Wilier GTR Team review£2,250.00

Potenza-equipped endurance bike from Italy’s well-established Wilier

BikeRadar score3.5/5

Wilier-Triestina claims its carbon GTR Team Potenza is "ideal for the racer and the leisure cyclist", describing its geometry as ‘endurance’. The GTR comes with Campagnolo’s Potenza, in this case the full groupset along with Campagnolo’s Khamsin wheels for a unified look.

While this is aimed more towards the endurance rider, in typical Italian style Wilier hasn’t deviated hugely from its race bike geometry, so there’s no super-tall head-tube or ultra-relaxed frame angles, just a marginally shorter reach and taller front end.

But even that’s enough to make a difference, especially given the Wilier’s comfort, and that’s with the modest 25mm Vittoria Zaffiro Pro tyres; there’s room for 28mm rubber if you need more.

All the usual frame and fork features are present and correct: sculpted aero head-tube, tapered full-carbon fork with Kammtail aero-profile legs and internal cable routing.

Campagnolo Potenza brakes perform well
Campagnolo Potenza brakes perform well

Further familiar modern touches include a semi-compact Shimano Di2 and Campagnolo EPS-ready frame, dropped seatstays and, unlike some of the others here, a 27.2mm seatpost, which seems the sensible choice on a more comfort-minded machine.

The frame is neatly constructed from Mitsubishi’s 46Ton carbon, which enables Wilier to achieve a frame weight not much more than a kilo for the GTR Team.

Even without a massive bottom bracket shell I couldn’t induce any noticeable flex when climbing, though I’d have preferred the 34x29 bottom gear that some earlier GTR Teams came with to this bike’s tougher 34x27, but overall it climbs well.

It may not be the lightest bike, but 8.4kg is a long way from heavy. Light-touch steering and a responsive frame ensures fast, safe, accurate and confident descending.

While not super speedy, the Wilier is still a nimble, nifty-handling bike
While not super speedy, the Wilier is still a nimble, nifty-handling bike

While not being super speedy, the Wilier is still a nimble, nifty-handling bike, though it would benefit from a slightly lighter wheelset.

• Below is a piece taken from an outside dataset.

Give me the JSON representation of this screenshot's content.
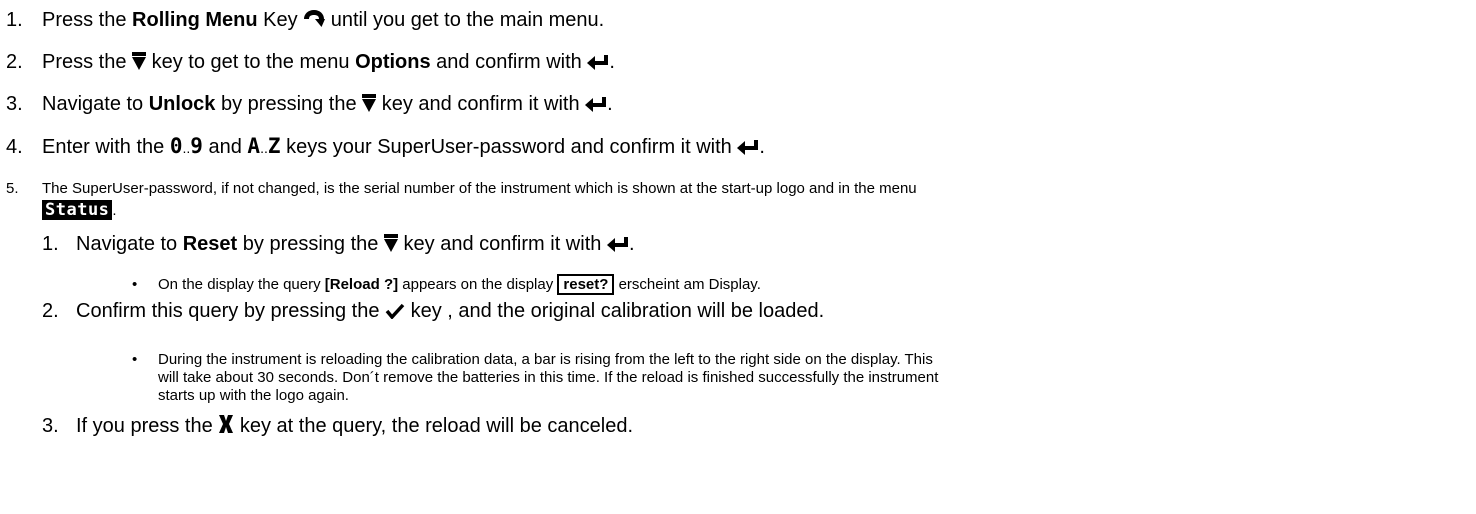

The Potenza groupset works well, with the usual swift shifting across the block and feedback-heavy shift action.

Where the GTR Team really scores is in its comfort. I took this for a few spins over my local gravel tracks, towpaths and broken road surfaces and it proved a consistently excellent companion.

I’d go for wider rubber if I was doing this regularly, but both frame and fork took the sting out of road buzz well. Good bar tape helps at the front, and I got on very well with the Selle Italia saddle. The cockpit components are standard FSA aluminium.

I tested the 2018 Wilier GTR Team. The 2019 model has the same frameset and will now come in red or black with Shimano Ultegra as the standard groupset, with Campagnolo Potenza available to order. It’s definitely worth considering too. It has a high-quality, well-finished frame, and if you value long-distance comfort over performance and like a little Italian accompaniment to your ride, this bike will deliver mile after mile.

Simon has been cycling for as long as he can remember, and more seriously since his time at university in the Dark Ages (the 1980s). This has taken in time trialling, duathlon and triathlon and he has toured extensively in Asia and Australasia, including riding solo 2900km from Cairns to Melbourne. He now mainly rides as a long-distance commuter and leisure/fitness rider. He has been testing bikes and working for Cycling Plus in various capacities for nearly 20 years.
  • Age: 53
  • Height: 175cm / 5'9
  • Weight: 75kg /165lb
  • Waist: 33in
  • Discipline: Road, touring, commuting
  • Current Bikes: Rose SL3000, Hewitt steel tourer
  • Beer of Choice: Samuel Adams Boston Lager
  • Location: Bath, UK

Related Articles

Back to top